But then the winds change, as was the case between 2008 and 2010, and our implicit bet on the currency pair’s exchange rate wipes out nearly half of the gains made over the previous 8 years. Even in recent years (2017 to 2020), which presented an attractive environment for our strategy with low volatilities for both the USDCHF and EURCHF combined with a large gap in interest rate differentials between the two currency pairs, the variations in the exchange rates remain a prominent driver of performance. Indeed, the strategy is implicitly long the EURUSD (USDCHF hedge ratio stands at 50% versus 40% to 30% for the EURCHF) in 2017 and benefits from its upward trend. It then reverses its positioning (40% USDCHF versus ~80% EURCHF) between 2018 and 2020, just as the EURUSD starts heading lower.

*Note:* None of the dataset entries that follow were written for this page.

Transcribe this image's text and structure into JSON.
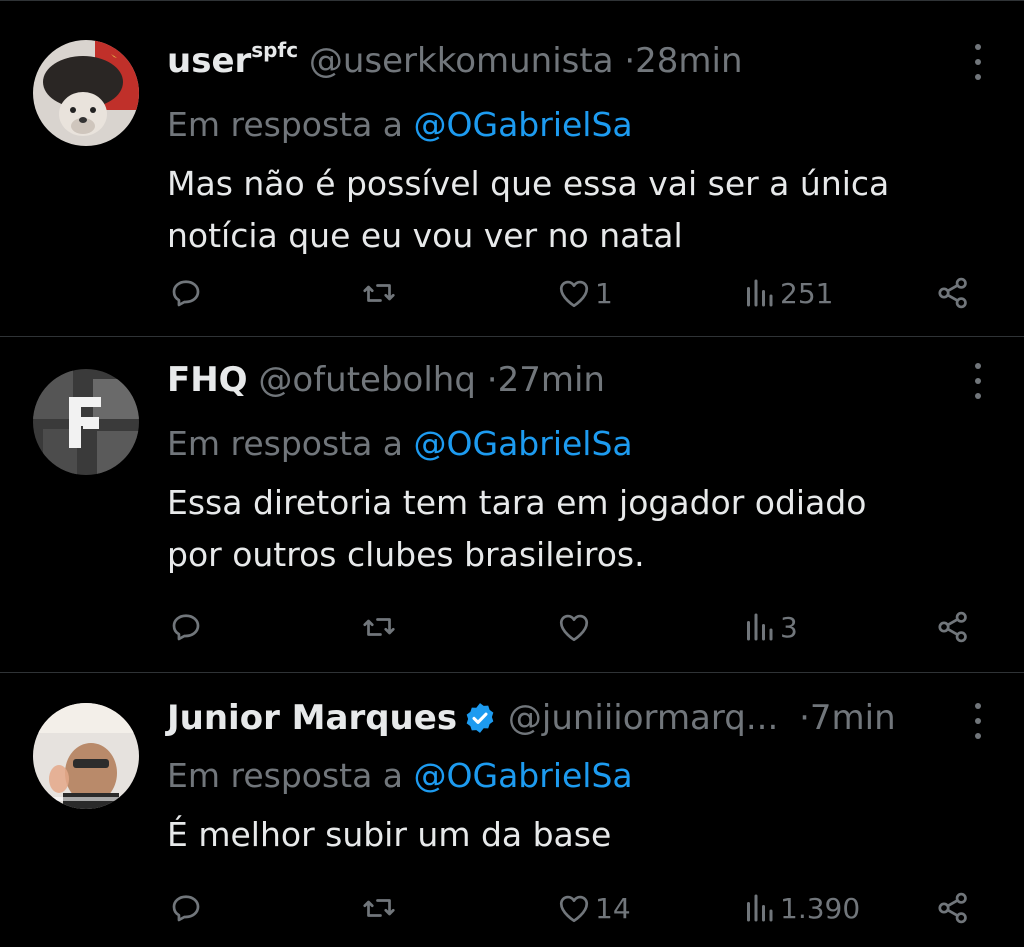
{
  "tweets": [
    {
      "name": "user",
      "name_sup": "spfc",
      "handle": "@userkkomunista",
      "sep": "·",
      "time": "28min",
      "verified": false,
      "reply_prefix": "Em resposta a",
      "reply_to": "@OGabrielSa",
      "text_lines": [
        "Mas não é possível que essa vai ser a única",
        "notícia que eu vou ver no natal"
      ],
      "counts": {
        "replies": "",
        "retweets": "",
        "likes": "1",
        "views": "251"
      }
    },
    {
      "name": "FHQ",
      "name_sup": "",
      "handle": "@ofutebolhq",
      "sep": "·",
      "time": "27min",
      "verified": false,
      "reply_prefix": "Em resposta a",
      "reply_to": "@OGabrielSa",
      "text_lines": [
        "Essa diretoria tem tara em jogador odiado",
        "por outros clubes brasileiros."
      ],
      "counts": {
        "replies": "",
        "retweets": "",
        "likes": "",
        "views": "3"
      }
    },
    {
      "name": "Junior Marques",
      "name_sup": "",
      "handle": "@juniiiormarq...",
      "sep": "·",
      "time": "7min",
      "verified": true,
      "reply_prefix": "Em resposta a",
      "reply_to": "@OGabrielSa",
      "text_lines": [
        "É melhor subir um da base"
      ],
      "counts": {
        "replies": "",
        "retweets": "",
        "likes": "14",
        "views": "1.390"
      }
    }
  ],
  "colors": {
    "background": "#000000",
    "text": "#e7e9ea",
    "muted": "#71767b",
    "link": "#1d9bf0",
    "divider": "#2f3336",
    "verified": "#1d9bf0"
  },
  "icons": [
    "reply-icon",
    "retweet-icon",
    "like-icon",
    "views-icon",
    "share-icon",
    "more-icon",
    "verified-badge-icon"
  ]
}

Throughout this paper, we have dissected the performance and behavior of a seemingly straightforward cost-conscious hedging policy. From the varying opportunities presented by the interest rate differentials, to the sometimes counter-intuitive moves in hedge ratios and the large exposure to the moves of the EURUSD currency pair, we have highlighted key elements to take into account when trying to deploy such a strategy. We would expect optimal performance when a confluence of factors favors its success: a large gap in interest rate differentials (1) combined with a similar level of risk for both currencies (2) and a flat (or favorable) cross-currency exchange rate (3). In addition, care should be taken to ensure that the strategy does not leave a currency pair heavily under-hedged as adverse extreme events will undoubtedly arise. Finally, a larger pool of currencies would inevitably increase the opportunity set although the US dollar and Euro will retain a prominent role due to their large share in the portfolios of Swiss investors. We will address these different aspects in upcoming publications.